FOUR HOURS IN SINGAPORE
Jeremy Tredinnick crisscrosses the Singapore River along Boat, Clarke and Robertson Quays
Quay spots to visit on either side of the Singapore River
1 ASIAN CIVILISATIONS MUSEUM
Start on Boat Quay outside the Fullerton Hotel, a grand colonnaded edifice near the mouth of the Singapore River that was once the city-state’s General Post Office but is now an iconic luxury hotel. Cross the pedestrian bridge to the left bank of the river and another huge British colonial building stands ahead of you, home to the Asian Civilisations Museum. This 14,000 sqm repository of history focuses on the many ancestral cultures of Singapore’s multiethnic population. More than 1,300 artefacts are displayed from all corners of the continent – it’s a fascinating insight into Singapore’s rich heritage. Open daily 10am7pm; tel +65 6332 7798; acm.org.sg
2 ART-2 GALLERY AND FORT CANNING PARK
Follow the riverfront promenade upstream for five minutes, under Elgin Bridge and onto Hill Street, where the old police station has been turned into an arts and culture centre. Here you’ll find Art-2 Gallery, which specialises in contemporary sculpture, paintings and ceramics, with bold exhibitions from regional artists featured regularly.
Right behind the building Fort Canning Park spreads out over rising ground. Stamford Raffles built his home atop the hill, which later became the British Army’s Fort Canning barracks.
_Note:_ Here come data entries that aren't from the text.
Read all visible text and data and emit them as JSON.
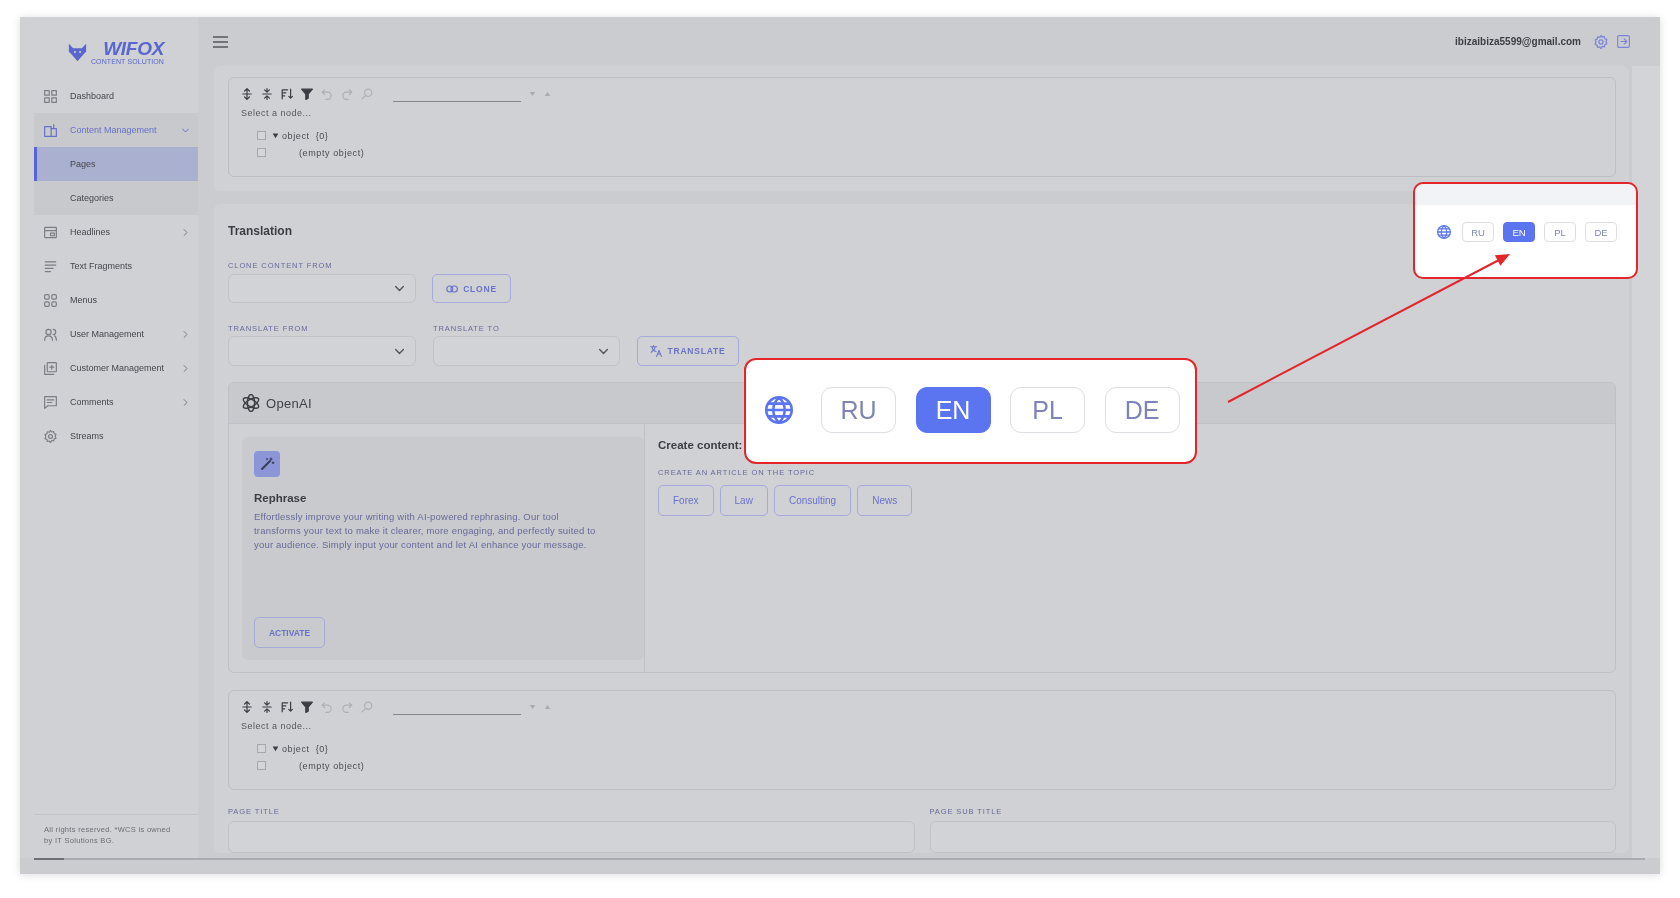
{
  "sidebar": {
    "logo": {
      "name": "WIFOX",
      "tagline": "CONTENT SOLUTION"
    },
    "items": [
      {
        "label": "Dashboard",
        "selected": false
      },
      {
        "label": "Content Management",
        "selected": false,
        "expanded": true,
        "children": [
          {
            "label": "Pages",
            "selected": true
          },
          {
            "label": "Categories",
            "selected": false
          }
        ]
      },
      {
        "label": "Headlines",
        "selected": false,
        "expanded": false
      },
      {
        "label": "Text Fragments",
        "selected": false
      },
      {
        "label": "Menus",
        "selected": false
      },
      {
        "label": "User Management",
        "selected": false,
        "expanded": false
      },
      {
        "label": "Customer Management",
        "selected": false,
        "expanded": false
      },
      {
        "label": "Comments",
        "selected": false,
        "expanded": false
      },
      {
        "label": "Streams",
        "selected": false
      }
    ],
    "footer": "All rights reserved. *WCS is owned by IT Solutions BG."
  },
  "header": {
    "user_email": "ibizaibiza5599@gmail.com"
  },
  "json_editors": [
    {
      "toolbar": [
        {
          "disabled": false
        },
        {
          "disabled": false
        },
        {
          "disabled": false
        },
        {
          "disabled": false
        },
        {
          "disabled": true
        },
        {
          "disabled": true
        },
        {
          "disabled": true
        }
      ],
      "status": "Select a node...",
      "tree": [
        {
          "label": "object",
          "count": "{0}",
          "checked": false,
          "expanded": true,
          "children": [
            {
              "label": "(empty object)",
              "checked": false
            }
          ]
        }
      ]
    },
    {
      "toolbar": [
        {
          "disabled": false
        },
        {
          "disabled": false
        },
        {
          "disabled": false
        },
        {
          "disabled": false
        },
        {
          "disabled": true
        },
        {
          "disabled": true
        },
        {
          "disabled": true
        }
      ],
      "status": "Select a node...",
      "tree": [
        {
          "label": "object",
          "count": "{0}",
          "checked": false,
          "expanded": true,
          "children": [
            {
              "label": "(empty object)",
              "checked": false
            }
          ]
        }
      ]
    }
  ],
  "translation": {
    "title": "Translation",
    "clone_from": {
      "label": "CLONE CONTENT FROM"
    },
    "clone_button": "CLONE",
    "translate_from": {
      "label": "TRANSLATE FROM"
    },
    "translate_to": {
      "label": "TRANSLATE TO"
    },
    "translate_button": "TRANSLATE",
    "openai": {
      "title": "OpenAI",
      "tools": [
        {
          "title": "Rephrase",
          "description": "Effortlessly improve your writing with AI-powered rephrasing. Our tool transforms your text to make it clearer, more engaging, and perfectly suited to your audience. Simply input your content and let AI enhance your message.",
          "button": "ACTIVATE"
        }
      ],
      "create_content": {
        "title": "Create content:",
        "label": "CREATE AN ARTICLE ON THE TOPIC",
        "topics": [
          "Forex",
          "Law",
          "Consulting",
          "News"
        ]
      }
    },
    "page_fields": [
      {
        "label": "PAGE TITLE"
      },
      {
        "label": "PAGE SUB TITLE"
      }
    ]
  },
  "highlight_callout": {
    "languages": [
      {
        "label": "RU",
        "selected": false
      },
      {
        "label": "EN",
        "selected": true
      },
      {
        "label": "PL",
        "selected": false
      },
      {
        "label": "DE",
        "selected": false
      }
    ]
  },
  "magnified_callout": {
    "languages": [
      {
        "label": "RU",
        "selected": false
      },
      {
        "label": "EN",
        "selected": true
      },
      {
        "label": "PL",
        "selected": false
      },
      {
        "label": "DE",
        "selected": false
      }
    ]
  }
}
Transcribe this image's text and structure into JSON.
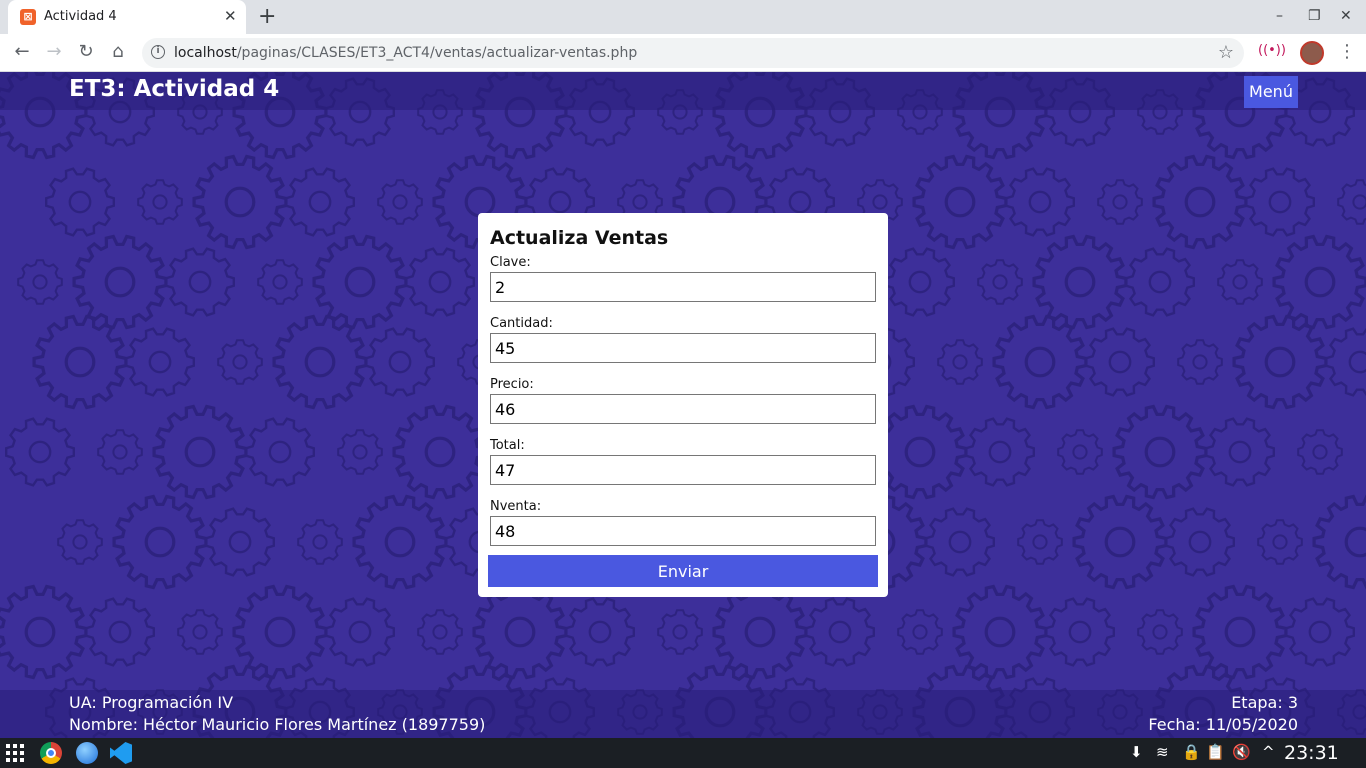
{
  "browser": {
    "tab_title": "Actividad 4",
    "tab_close": "✕",
    "new_tab": "+",
    "window_controls": {
      "minimize": "–",
      "restore": "❐",
      "close": "✕"
    },
    "nav": {
      "back": "←",
      "forward": "→",
      "reload": "↻",
      "home": "⌂"
    },
    "url_host": "localhost",
    "url_path": "/paginas/CLASES/ET3_ACT4/ventas/actualizar-ventas.php",
    "info_icon": "i",
    "star_icon": "☆",
    "cast_icon": "((•))",
    "menu_icon": "⋮"
  },
  "site": {
    "title": "ET3: Actividad 4",
    "menu_label": "Menú"
  },
  "form": {
    "heading": "Actualiza Ventas",
    "fields": [
      {
        "label": "Clave:",
        "value": "2"
      },
      {
        "label": "Cantidad:",
        "value": "45"
      },
      {
        "label": "Precio:",
        "value": "46"
      },
      {
        "label": "Total:",
        "value": "47"
      },
      {
        "label": "Nventa:",
        "value": "48"
      }
    ],
    "submit_label": "Enviar"
  },
  "footer": {
    "ua": "UA: Programación IV",
    "nombre": "Nombre: Héctor Mauricio Flores Martínez (1897759)",
    "etapa": "Etapa: 3",
    "fecha": "Fecha: 11/05/2020"
  },
  "taskbar": {
    "tray_icons": [
      "⬇",
      "≋",
      "🔒",
      "📋",
      "🔇",
      "^"
    ],
    "clock": "23:31"
  },
  "colors": {
    "background": "#3d2f9a",
    "accent": "#4a58e0",
    "gear": "#2e2380"
  }
}
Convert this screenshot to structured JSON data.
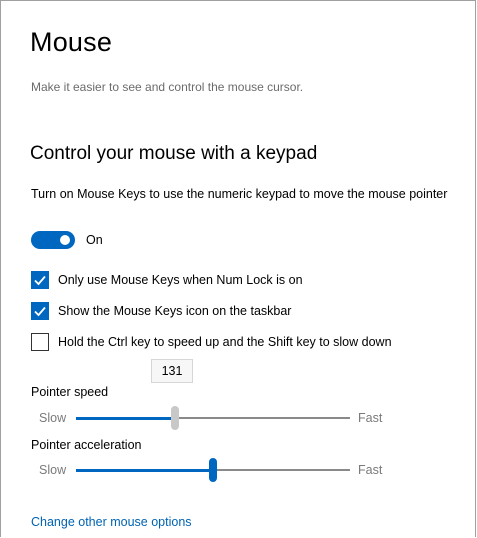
{
  "page": {
    "title": "Mouse",
    "subtitle": "Make it easier to see and control the mouse cursor."
  },
  "section": {
    "title": "Control your mouse with a keypad",
    "description": "Turn on Mouse Keys to use the numeric keypad to move the mouse pointer"
  },
  "toggle": {
    "state": "on",
    "label": "On",
    "color": "#0067c0"
  },
  "checkboxes": [
    {
      "label": "Only use Mouse Keys when Num Lock is on",
      "checked": true
    },
    {
      "label": "Show the Mouse Keys icon on the taskbar",
      "checked": true
    },
    {
      "label": "Hold the Ctrl key to speed up and the Shift key to slow down",
      "checked": false
    }
  ],
  "pointer_speed": {
    "title": "Pointer speed",
    "value_display": "131",
    "min_label": "Slow",
    "max_label": "Fast",
    "fraction": 0.36,
    "thumb_color": "#c8c8c8",
    "fill_color": "#0067c0"
  },
  "pointer_acceleration": {
    "title": "Pointer acceleration",
    "min_label": "Slow",
    "max_label": "Fast",
    "fraction": 0.5,
    "thumb_color": "#0067c0",
    "fill_color": "#0067c0"
  },
  "link": {
    "label": "Change other mouse options"
  },
  "colors": {
    "accent": "#0067c0",
    "link": "#0063b1",
    "secondary_text": "#6b6b6b"
  }
}
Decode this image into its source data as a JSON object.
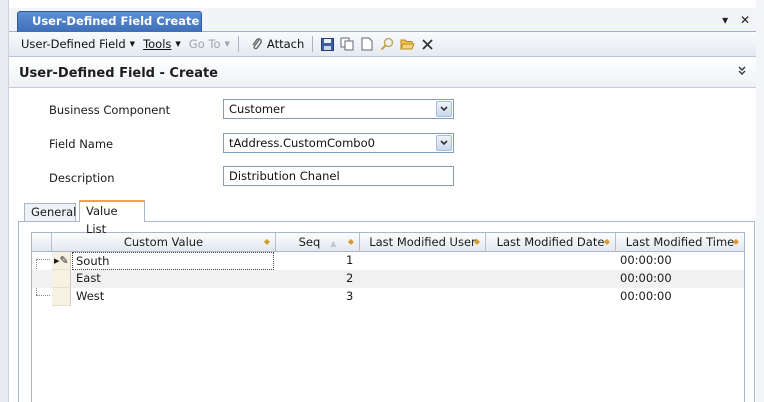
{
  "tab": {
    "title": "User-Defined Field Create"
  },
  "toolbar": {
    "menu_udf": "User-Defined Field",
    "menu_tools": "Tools",
    "menu_goto": "Go To",
    "attach_label": "Attach"
  },
  "header": {
    "title": "User-Defined Field - Create"
  },
  "form": {
    "business_component_label": "Business Component",
    "business_component_value": "Customer",
    "field_name_label": "Field Name",
    "field_name_value": "tAddress.CustomCombo0",
    "description_label": "Description",
    "description_value": "Distribution Chanel"
  },
  "subtabs": [
    "General",
    "Value List"
  ],
  "active_subtab": "Value List",
  "grid": {
    "columns": [
      "Custom Value",
      "Seq",
      "Last Modified User",
      "Last Modified Date",
      "Last Modified Time"
    ],
    "rows": [
      {
        "custom_value": "South",
        "seq": "1",
        "user": "",
        "date": "",
        "time": "00:00:00"
      },
      {
        "custom_value": "East",
        "seq": "2",
        "user": "",
        "date": "",
        "time": "00:00:00"
      },
      {
        "custom_value": "West",
        "seq": "3",
        "user": "",
        "date": "",
        "time": "00:00:00"
      }
    ]
  },
  "colors": {
    "tab_blue": "#4a7cc4",
    "accent_orange": "#f0a640",
    "sort_arrow": "#d79a2d"
  },
  "icons": [
    "chevron-down-icon",
    "close-icon",
    "paperclip-icon",
    "save-icon",
    "copy-icon",
    "new-document-icon",
    "search-icon",
    "open-folder-icon",
    "delete-icon",
    "double-chevron-down-icon",
    "edit-pencil-icon"
  ]
}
Crisscrossed by walking trails shaded by enormous old trees – from banyans to kapoks and teraps – the park is both natural retreat and historical gold mine. There’s an old Christian cemetery, the shrine of Sultan Iskandar Shah, and Fort Canning Arts Centre is a venue for many outdoor events, from ballet to music festivals.
Art-2 Gallery open MondaySaturday 11am-7pm; 140 Hill Street; tel +65 6338 8713; art2.com.sg
3 CLARKE QUAY
Exit the park from one of its southwest gates and cross River Valley Road – you’ll find yourself in Clarke Quay’s main entertainment, dining and nightlife mall. The riverside area on both sides of the water was once a bustling commercial district with shophouses and godowns (warehouses for merchandise) lining the waterfront and alleyways. These were redeveloped and spruced up, and now play host to a glittering array (especially at night) of restaurants, bars, nightclubs and retail outlets. You can cross the water via the pedestrianised Read Bridge (Malacca Bridge) but the north side has more than enough options to keep you busy. Most places open around noon, and keep going until the early hours.
4 HONG SAN SEE TEMPLE
Back on River Valley Road, turn left and catch a cab for the short ride northwest to the Hong San See Temple in Mohamed Sultan Road. A tranquil break from the modern pleasures of the quay districts, this unpretentious Buddhist temple is more than 100 years old, set on a small, feng
shui- friendly hill, and comprises traditional buildings set around courtyards with colourful statues. Designated a national monument in 1978, it is a model of good cultural conservation. Open daily 7am-6pm; 29 Mohamed Sultan Road.
5 THE WAREHOUSE HOTEL
It’s time to cap off your exploration with a refreshing drink or delicious meal. Head south down Mohamed Sultan Road and left onto Saiboo Street, cross the bridge over Robertson Quay and on the riverside to the right you’ll see an attractive white building that blends Singapore’s history with modern luxury hospitality. The Warehouse Hotel, which opened in January this year, is a converted 19th-century godown that cleverly combines industrial and heritage aesthetics with hip, luxurious comfort in its cavernous lobby bar and lounge and relaxed restaurant Po. Depending on the time of day and your appetite, either sip one of the hotel’s imaginatively curated cocktails, or sit down for a hearty meal of classic Singaporean specialities cooked with an eye on authenticity – it’s old-style local comfort food elevated to finedining standards. 320 Havelock Road; tel +65 6828 0000; thewarehousehotel.com